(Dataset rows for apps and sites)
----------

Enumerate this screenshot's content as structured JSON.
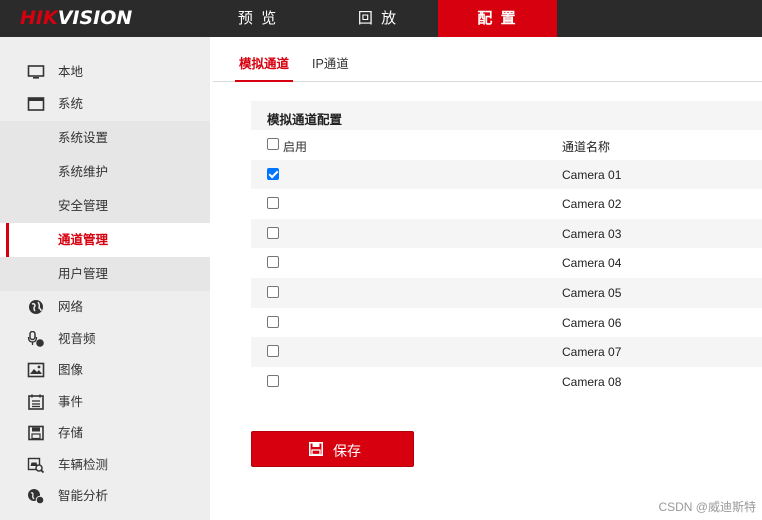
{
  "logo": {
    "text_red": "HIK",
    "text_white": "VISION"
  },
  "nav": {
    "items": [
      "预 览",
      "回 放",
      "配 置"
    ]
  },
  "sidebar": {
    "items": [
      {
        "label": "本地",
        "icon": "monitor-icon"
      },
      {
        "label": "系统",
        "icon": "window-icon"
      },
      {
        "label": "系统设置"
      },
      {
        "label": "系统维护"
      },
      {
        "label": "安全管理"
      },
      {
        "label": "通道管理"
      },
      {
        "label": "用户管理"
      },
      {
        "label": "网络",
        "icon": "globe-icon"
      },
      {
        "label": "视音频",
        "icon": "microphone-icon"
      },
      {
        "label": "图像",
        "icon": "image-icon"
      },
      {
        "label": "事件",
        "icon": "calendar-icon"
      },
      {
        "label": "存储",
        "icon": "disk-icon"
      },
      {
        "label": "车辆检测",
        "icon": "car-search-icon"
      },
      {
        "label": "智能分析",
        "icon": "analysis-icon"
      }
    ]
  },
  "tabs": [
    "模拟通道",
    "IP通道"
  ],
  "table": {
    "title": "模拟通道配置",
    "header_enable": "启用",
    "header_name": "通道名称",
    "rows": [
      {
        "name": "Camera 01",
        "enabled": true
      },
      {
        "name": "Camera 02",
        "enabled": false
      },
      {
        "name": "Camera 03",
        "enabled": false
      },
      {
        "name": "Camera 04",
        "enabled": false
      },
      {
        "name": "Camera 05",
        "enabled": false
      },
      {
        "name": "Camera 06",
        "enabled": false
      },
      {
        "name": "Camera 07",
        "enabled": false
      },
      {
        "name": "Camera 08",
        "enabled": false
      }
    ]
  },
  "save_button": {
    "label": "保存",
    "icon": "floppy-icon"
  },
  "watermark": "CSDN @威迪斯特",
  "colors": {
    "accent": "#d7000f",
    "topbar": "#2b2b2b",
    "sidebar": "#eeeeee"
  }
}
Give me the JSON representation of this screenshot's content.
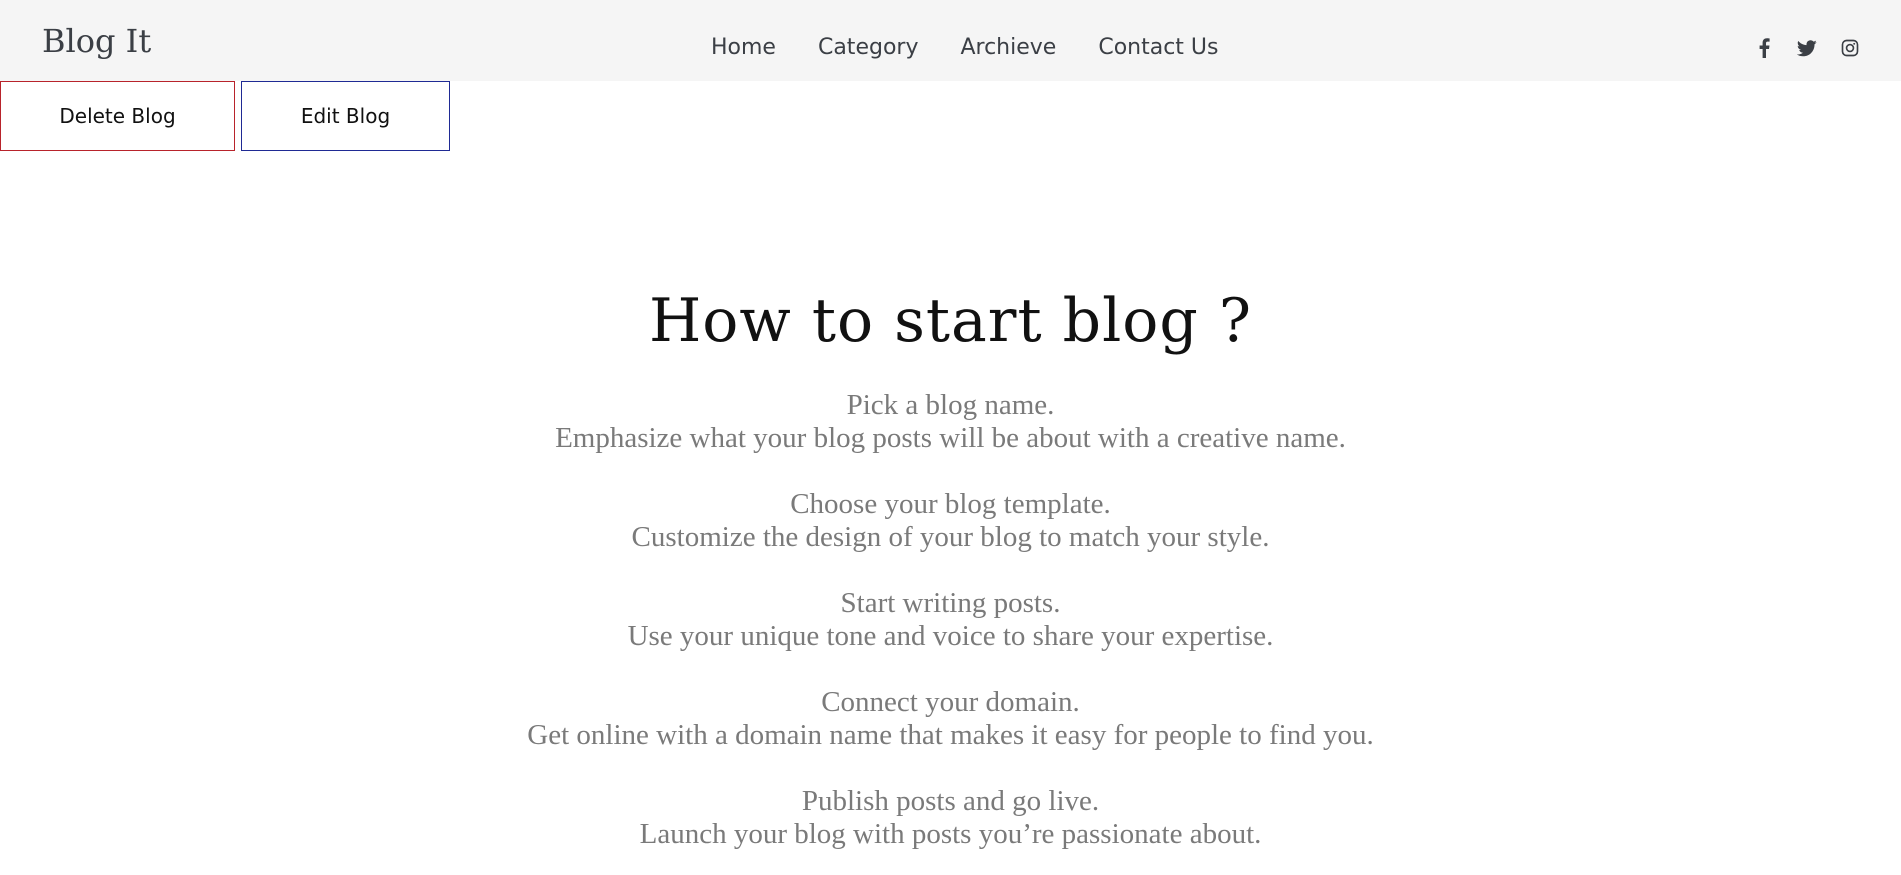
{
  "header": {
    "brand": "Blog It",
    "nav": [
      {
        "label": "Home"
      },
      {
        "label": "Category"
      },
      {
        "label": "Archieve"
      },
      {
        "label": "Contact Us"
      }
    ],
    "social": [
      {
        "icon": "facebook-icon"
      },
      {
        "icon": "twitter-icon"
      },
      {
        "icon": "instagram-icon"
      }
    ]
  },
  "actions": {
    "delete_label": "Delete Blog",
    "edit_label": "Edit Blog",
    "delete_color": "#b8232b",
    "edit_color": "#1f2a94"
  },
  "post": {
    "title": "How to start blog ?",
    "steps": [
      {
        "heading": "Pick a blog name.",
        "text": "Emphasize what your blog posts will be about with a creative name."
      },
      {
        "heading": "Choose your blog template.",
        "text": "Customize the design of your blog to match your style."
      },
      {
        "heading": "Start writing posts.",
        "text": "Use your unique tone and voice to share your expertise."
      },
      {
        "heading": "Connect your domain.",
        "text": "Get online with a domain name that makes it easy for people to find you."
      },
      {
        "heading": "Publish posts and go live.",
        "text": "Launch your blog with posts you’re passionate about."
      }
    ]
  }
}
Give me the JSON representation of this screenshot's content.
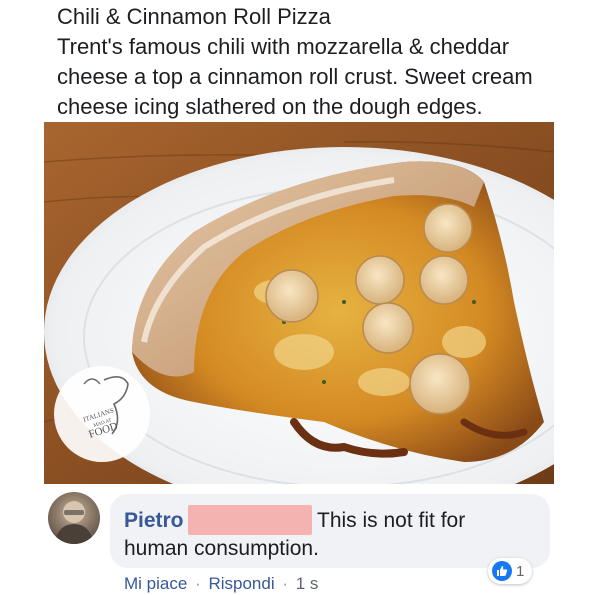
{
  "post": {
    "lines": [
      "Chili & Cinnamon Roll Pizza",
      "Trent's famous chili with mozzarella & cheddar",
      "cheese a top a cinnamon roll crust. Sweet cream",
      "cheese icing slathered on the dough edges."
    ]
  },
  "photo": {
    "watermark_lines": [
      "ITALIANS",
      "MAD AT",
      "FOOD"
    ]
  },
  "comment": {
    "author": "Pietro",
    "text_line1": "This is not fit for",
    "text_line2": "human consumption.",
    "reaction_count": "1",
    "actions": {
      "like": "Mi piace",
      "reply": "Rispondi",
      "time": "1 s",
      "separator": "·"
    }
  },
  "colors": {
    "link": "#385898",
    "bubble": "#f0f2f5",
    "like_blue": "#1877f2",
    "redaction": "#f4b3b1"
  }
}
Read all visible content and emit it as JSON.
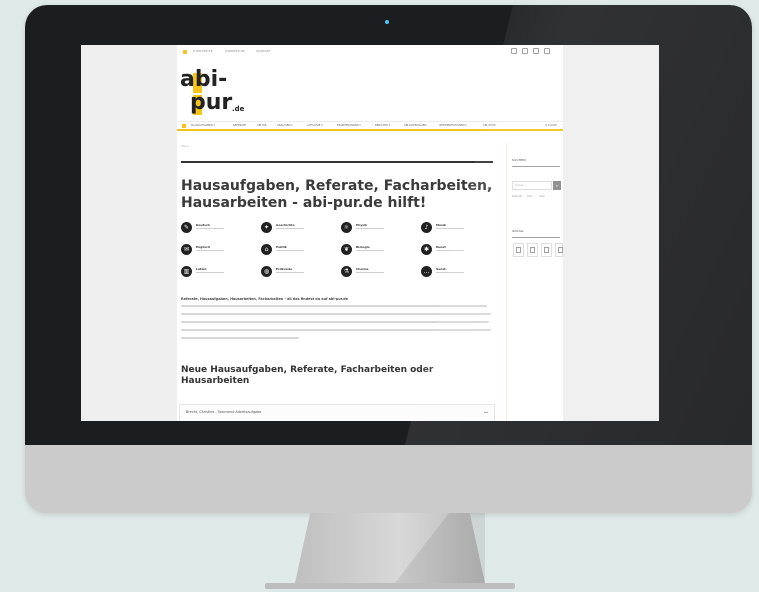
{
  "colors": {
    "accent": "#f4c21a",
    "background": "#dfe9e8",
    "bezel": "#1c1d1f"
  },
  "topbar": {
    "links": [
      "STARTSEITE",
      "IMPRESSUM",
      "KONTAKT"
    ],
    "social_icons": [
      "facebook-icon",
      "twitter-icon",
      "google-plus-icon",
      "rss-icon"
    ]
  },
  "logo": {
    "line1": "abi-",
    "line2": "pur",
    "tld": ".de"
  },
  "nav": {
    "items": [
      "HAUSAUFGABEN ▾",
      "REFERATE",
      "ABITUR",
      "ANALYSEN ▾",
      "AUFSÄTZE ▾",
      "ERÖRTERUNGEN ▾",
      "BERICHTE ▾",
      "ABI-MATERIALIEN",
      "INTERPRETATIONEN ▾",
      "ABI-SHOP"
    ],
    "search": "Q SUCHE"
  },
  "main": {
    "breadcrumb": "Home",
    "headline": "Hausaufgaben, Referate, Facharbeiten, Hausarbeiten - abi-pur.de hilft!",
    "subjects": [
      {
        "name": "Deutsch",
        "icon": "book-icon",
        "glyph": "✎"
      },
      {
        "name": "Geschichte",
        "icon": "scroll-icon",
        "glyph": "✦"
      },
      {
        "name": "Physik",
        "icon": "atom-icon",
        "glyph": "⚛"
      },
      {
        "name": "Musik",
        "icon": "music-icon",
        "glyph": "♪"
      },
      {
        "name": "Englisch",
        "icon": "flag-icon",
        "glyph": "✉"
      },
      {
        "name": "Politik",
        "icon": "building-icon",
        "glyph": "⌂"
      },
      {
        "name": "Biologie",
        "icon": "leaf-icon",
        "glyph": "❦"
      },
      {
        "name": "Kunst",
        "icon": "palette-icon",
        "glyph": "✱"
      },
      {
        "name": "Latein",
        "icon": "column-icon",
        "glyph": "▥"
      },
      {
        "name": "Erdkunde",
        "icon": "globe-icon",
        "glyph": "◍"
      },
      {
        "name": "Chemie",
        "icon": "flask-icon",
        "glyph": "⚗"
      },
      {
        "name": "Sonst.",
        "icon": "dots-icon",
        "glyph": "…"
      }
    ],
    "intro_title": "Referate, Hausaufgaben, Hausarbeiten, Facharbeiten - all das findest du auf abi-pur.de",
    "section_title": "Neue Hausaufgaben, Referate, Facharbeiten oder Hausarbeiten",
    "first_item": "Brecht, Christine - Townsend Arbeitsaufgabe"
  },
  "sidebar": {
    "search_heading": "SUCHEN",
    "search_placeholder": "Suchen...",
    "search_button": "⌕",
    "search_options": [
      "Referate",
      "Titel",
      "Alles"
    ],
    "social_heading": "SOCIAL"
  }
}
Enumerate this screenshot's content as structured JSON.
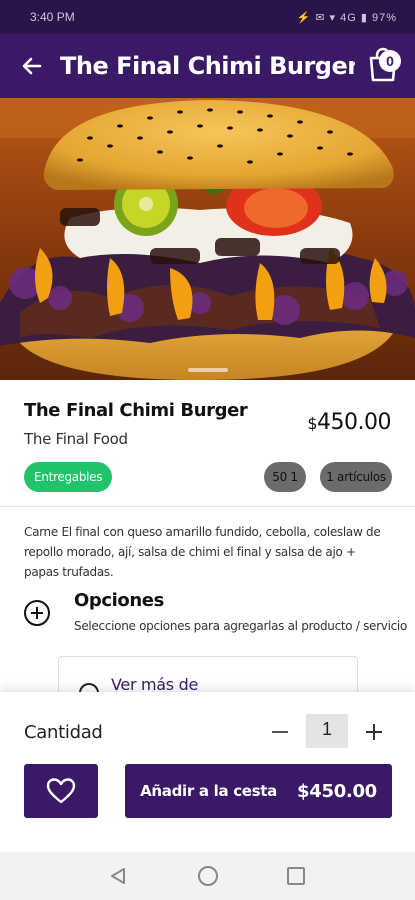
{
  "status_bar": {
    "time": "3:40 PM",
    "icons": "⚡ ✉ ▾ 4G ▮ 97%"
  },
  "header": {
    "title": "The Final Chimi Burger",
    "cart_count": "0"
  },
  "product": {
    "name": "The Final Chimi Burger",
    "store": "The Final Food",
    "price_currency": "$",
    "price_amount": "450.00",
    "badge": "Entregables",
    "chip_code": "50 1",
    "chip_items": "1 artículos",
    "description": "Carne El final con queso amarillo fundido, cebolla, coleslaw de repollo morado, ají, salsa de chimi el final y salsa de ajo + papas trufadas."
  },
  "options": {
    "title": "Opciones",
    "subtitle": "Seleccione opciones para agregarlas al producto / servicio",
    "more_label": "Ver más de"
  },
  "footer": {
    "quantity_label": "Cantidad",
    "quantity_value": "1",
    "add_label": "Añadir a la cesta",
    "add_price": "$450.00"
  },
  "colors": {
    "primary": "#3a1a66",
    "status_bar": "#2b1449",
    "badge_green": "#1fc46a",
    "chip_gray": "#6b6b6b"
  },
  "icons": [
    "back-arrow-icon",
    "cart-icon",
    "plus-circle-icon",
    "heart-icon",
    "minus-icon",
    "plus-icon",
    "nav-back-icon",
    "nav-home-icon",
    "nav-recents-icon"
  ]
}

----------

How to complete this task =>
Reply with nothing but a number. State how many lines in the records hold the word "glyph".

Solution to this problem =>
12